Going right to the Michael Musillami cuts, the soundstage grew even more spacious. As I later concluded, this was a hallmark of the Nataraja cable regardless of system. The second thing was an increase in the portrayal of tonal colors. Harmonic overtones and the decay of notes were revealed in a sophisticated and subtle manner. I'm not talking about a pleasing harmonic distortion but more of the true nuances that make up the characteristic timbre of an instrument. Another consistently positive effect of putting Nataraja speaker cable into a system is an improvement in bass performance. Bass extension seemed to go down another octave beyond the AR cable. Bass speed/transient performance improved too. It also surpassed the bass performance of the Epilog II. There was less overhang on the standup bass in Michael Musillami's "Brooms" where the bass line is very fast.

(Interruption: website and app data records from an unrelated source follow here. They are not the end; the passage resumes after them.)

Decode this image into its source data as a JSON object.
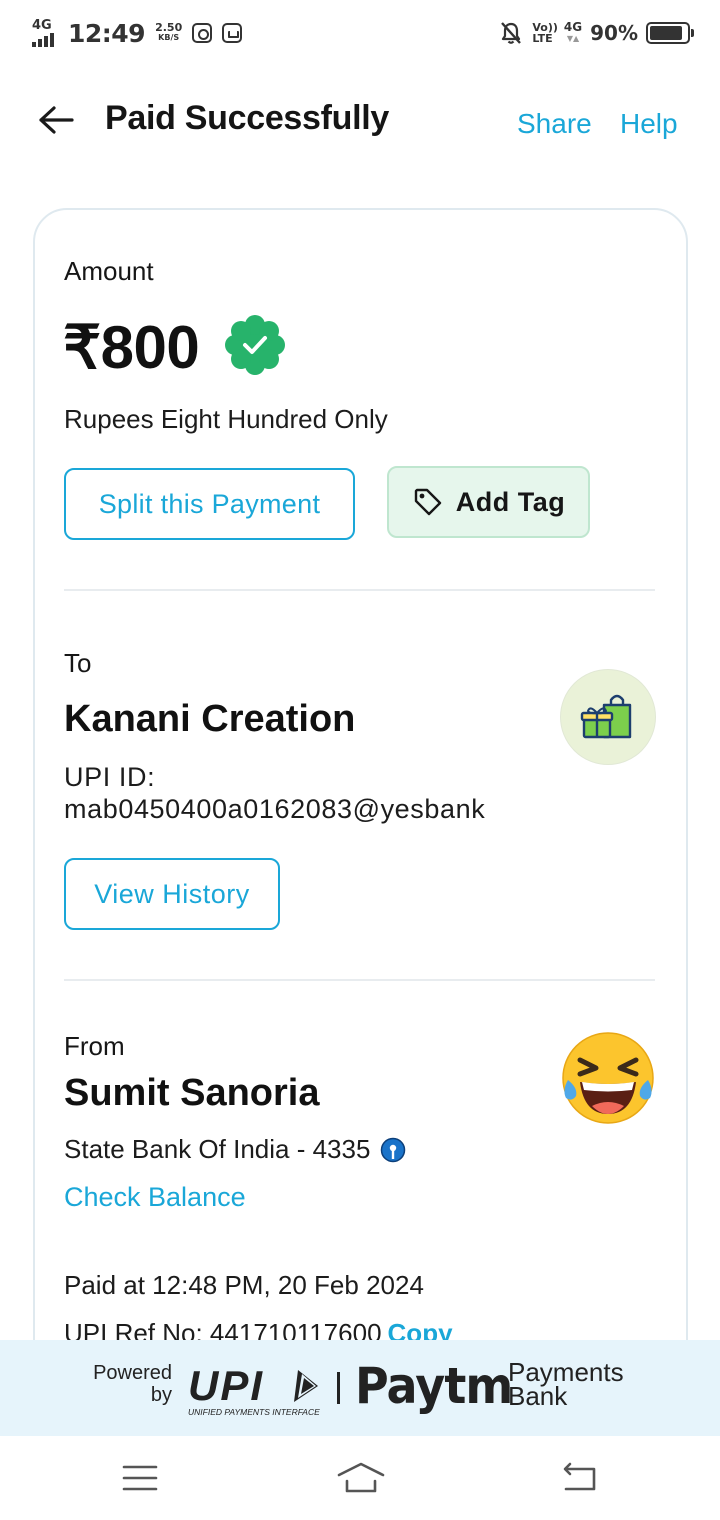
{
  "status_bar": {
    "network": "4G",
    "time": "12:49",
    "speed_value": "2.50",
    "speed_unit": "KB/S",
    "volte_top": "Vo))",
    "volte_bottom": "LTE",
    "network_right": "4G",
    "battery_percent": "90%",
    "battery_level": 0.9
  },
  "header": {
    "title": "Paid Successfully",
    "share_label": "Share",
    "help_label": "Help"
  },
  "amount": {
    "label": "Amount",
    "value": "₹800",
    "in_words": "Rupees Eight Hundred Only",
    "verified_icon_color": "#27b36b"
  },
  "actions": {
    "split_label": "Split this Payment",
    "tag_label": "Add Tag"
  },
  "to": {
    "label": "To",
    "name": "Kanani Creation",
    "upi_id_label": "UPI ID:",
    "upi_id": "mab0450400a0162083@yesbank",
    "history_label": "View History",
    "avatar_icon": "shopping-bag-gift-icon"
  },
  "from": {
    "label": "From",
    "name": "Sumit Sanoria",
    "bank": "State Bank Of India - 4335",
    "bank_icon": "sbi-logo-icon",
    "check_balance_label": "Check Balance",
    "avatar_icon": "laughing-emoji-icon"
  },
  "details": {
    "paid_at": "Paid at 12:48 PM, 20 Feb 2024",
    "ref_label": "UPI Ref No: 441710117600",
    "copy_label": "Copy"
  },
  "footer": {
    "powered_line1": "Powered",
    "powered_line2": "by",
    "upi_brand": "UPI",
    "upi_tagline": "UNIFIED PAYMENTS INTERFACE",
    "paytm_brand": "Paytm",
    "pb_line1": "Payments",
    "pb_line2": "Bank"
  },
  "colors": {
    "accent": "#1aa7d8",
    "tag_bg": "#e6f6ec",
    "footer_bg": "#e6f4fb"
  }
}
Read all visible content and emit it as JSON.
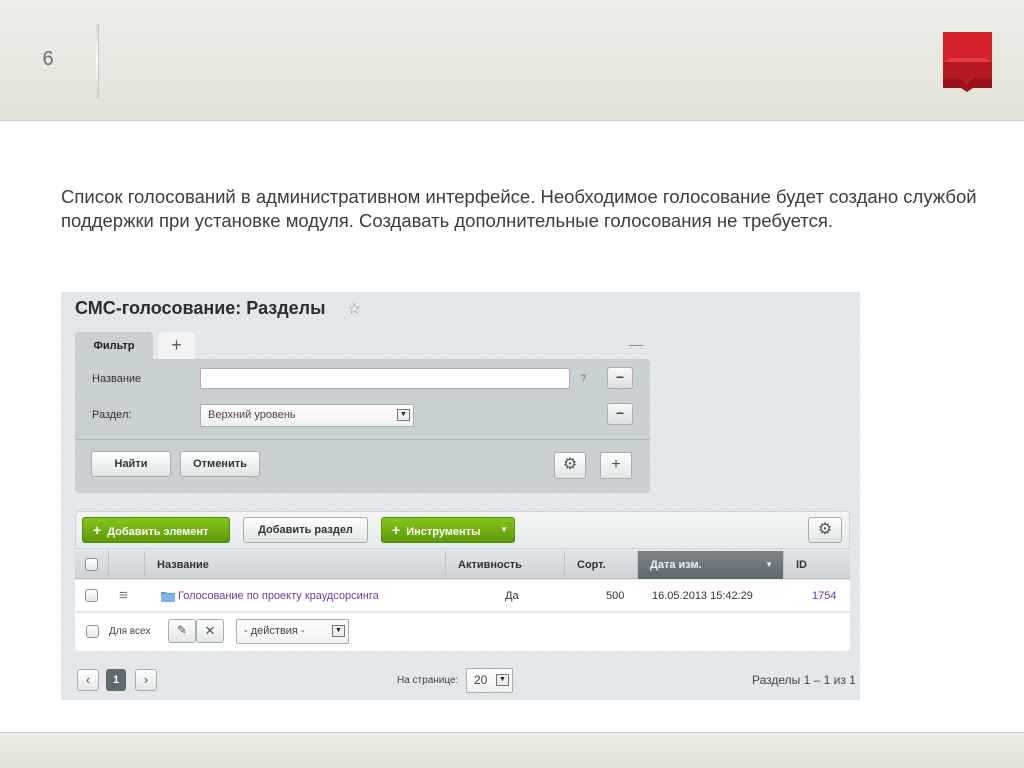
{
  "slide": {
    "number": "6",
    "caption": "Список голосований в административном интерфейсе. Необходимое голосование будет создано службой поддержки при установке модуля. Создавать дополнительные голосования не требуется."
  },
  "admin": {
    "title": "СМС-голосование: Разделы",
    "tabs": {
      "filter": "Фильтр",
      "add": "+"
    },
    "filter": {
      "name_label": "Название",
      "name_value": "",
      "help": "?",
      "section_label": "Раздел:",
      "section_value": "Верхний уровень",
      "find_btn": "Найти",
      "cancel_btn": "Отменить"
    },
    "toolbar": {
      "add_element": "Добавить элемент",
      "add_section": "Добавить раздел",
      "tools": "Инструменты"
    },
    "grid": {
      "headers": [
        "Название",
        "Активность",
        "Сорт.",
        "Дата изм.",
        "ID"
      ],
      "rows": [
        {
          "name": "Голосование по проекту краудсорсинга",
          "active": "Да",
          "sort": "500",
          "date": "16.05.2013 15:42:29",
          "id": "1754"
        }
      ],
      "for_all": "Для всех",
      "actions": "- действия -"
    },
    "pager": {
      "current_page": "1",
      "per_page_label": "На странице:",
      "per_page_value": "20",
      "summary": "Разделы 1 – 1 из 1"
    }
  },
  "colors": {
    "brand_red": "#c8202a",
    "green": "#6aab10",
    "active_header": "#6b757a",
    "link": "#6c3a9a"
  }
}
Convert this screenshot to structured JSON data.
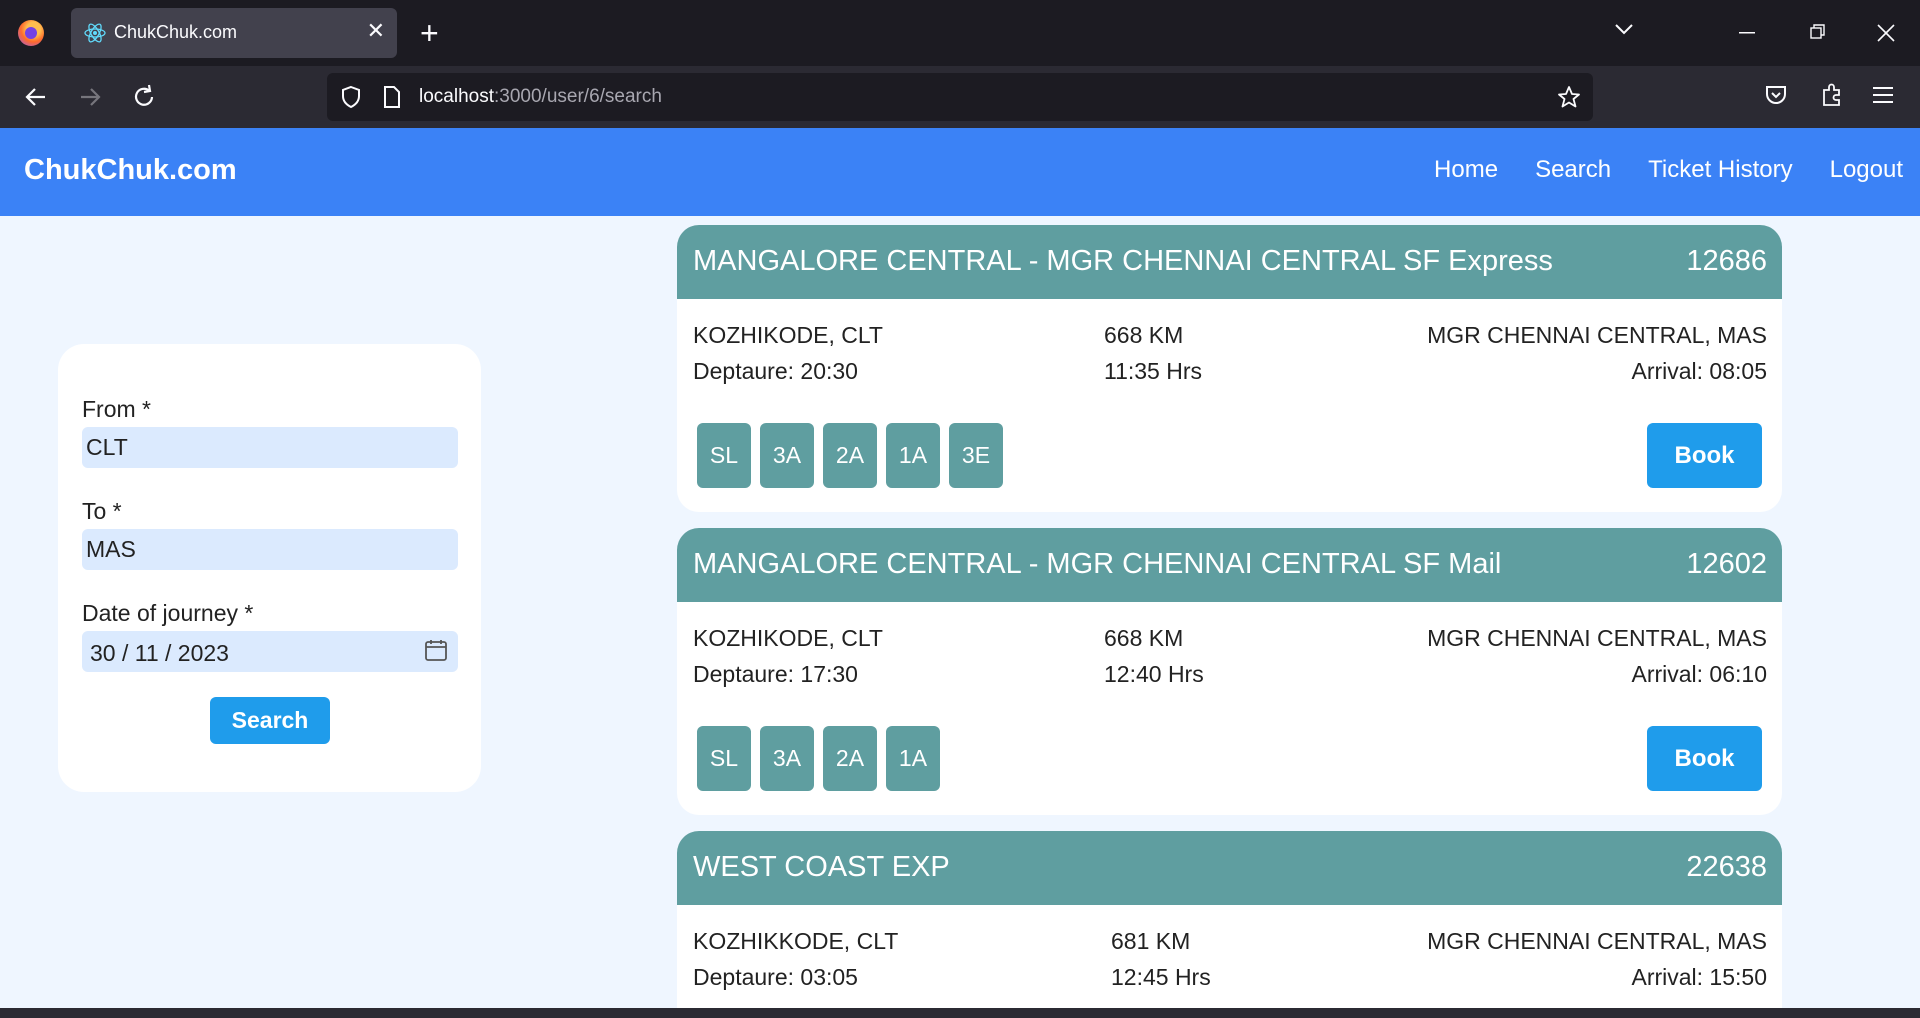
{
  "browser": {
    "tab_title": "ChukChuk.com",
    "tab_close": "✕",
    "new_tab": "+",
    "url_host": "localhost",
    "url_path": ":3000/user/6/search"
  },
  "app": {
    "brand": "ChukChuk.com",
    "nav": [
      "Home",
      "Search",
      "Ticket History",
      "Logout"
    ]
  },
  "search_form": {
    "from_label": "From *",
    "from_value": "CLT",
    "to_label": "To *",
    "to_value": "MAS",
    "date_label": "Date of journey *",
    "date_value": "30 / 11 / 2023",
    "search_button": "Search"
  },
  "trains": [
    {
      "name": "MANGALORE CENTRAL - MGR CHENNAI CENTRAL SF Express",
      "number": "12686",
      "from_station": "KOZHIKODE, CLT",
      "departure": "Deptaure: 20:30",
      "distance": "668 KM",
      "duration": "11:35 Hrs",
      "to_station": "MGR CHENNAI CENTRAL, MAS",
      "arrival": "Arrival: 08:05",
      "classes": [
        "SL",
        "3A",
        "2A",
        "1A",
        "3E"
      ],
      "book_label": "Book"
    },
    {
      "name": "MANGALORE CENTRAL - MGR CHENNAI CENTRAL SF Mail",
      "number": "12602",
      "from_station": "KOZHIKODE, CLT",
      "departure": "Deptaure: 17:30",
      "distance": "668 KM",
      "duration": "12:40 Hrs",
      "to_station": "MGR CHENNAI CENTRAL, MAS",
      "arrival": "Arrival: 06:10",
      "classes": [
        "SL",
        "3A",
        "2A",
        "1A"
      ],
      "book_label": "Book"
    },
    {
      "name": "WEST COAST EXP",
      "number": "22638",
      "from_station": "KOZHIKKODE, CLT",
      "departure": "Deptaure: 03:05",
      "distance": "681 KM",
      "duration": "12:45 Hrs",
      "to_station": "MGR CHENNAI CENTRAL, MAS",
      "arrival": "Arrival: 15:50"
    }
  ]
}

Playing the Cassandra Wilson "St. James Infirmary", there was more information and the sonic improvements seemed to be across the board. The music just became more involving. On the Pergolesi, I could hear deeper into the recording to unravel layers of soundstage depth. String tone was very good and the leanness of this recording was less objectionable.

Back to Ceu, the aforementioned sonic effects were heard again: deeper and cleaner bass, increased soundstage depth and more harmonic nuance. The complexity of the percussion on cut 5 was revealed with great intelligibility. The Prana Nataraja is a very cerebral cable, challenging your mind to take it all in. What else would you expect with such a name? Only after extended listening in both my upstairs and downstairs systems did I detect one area where it does not absolutely excel - dynamics. It ever so slightly compresses dynamics in comparison to some of the other speaker cables on review. This should be viewed as a mild criticism based on the cable's considerable musical strengths.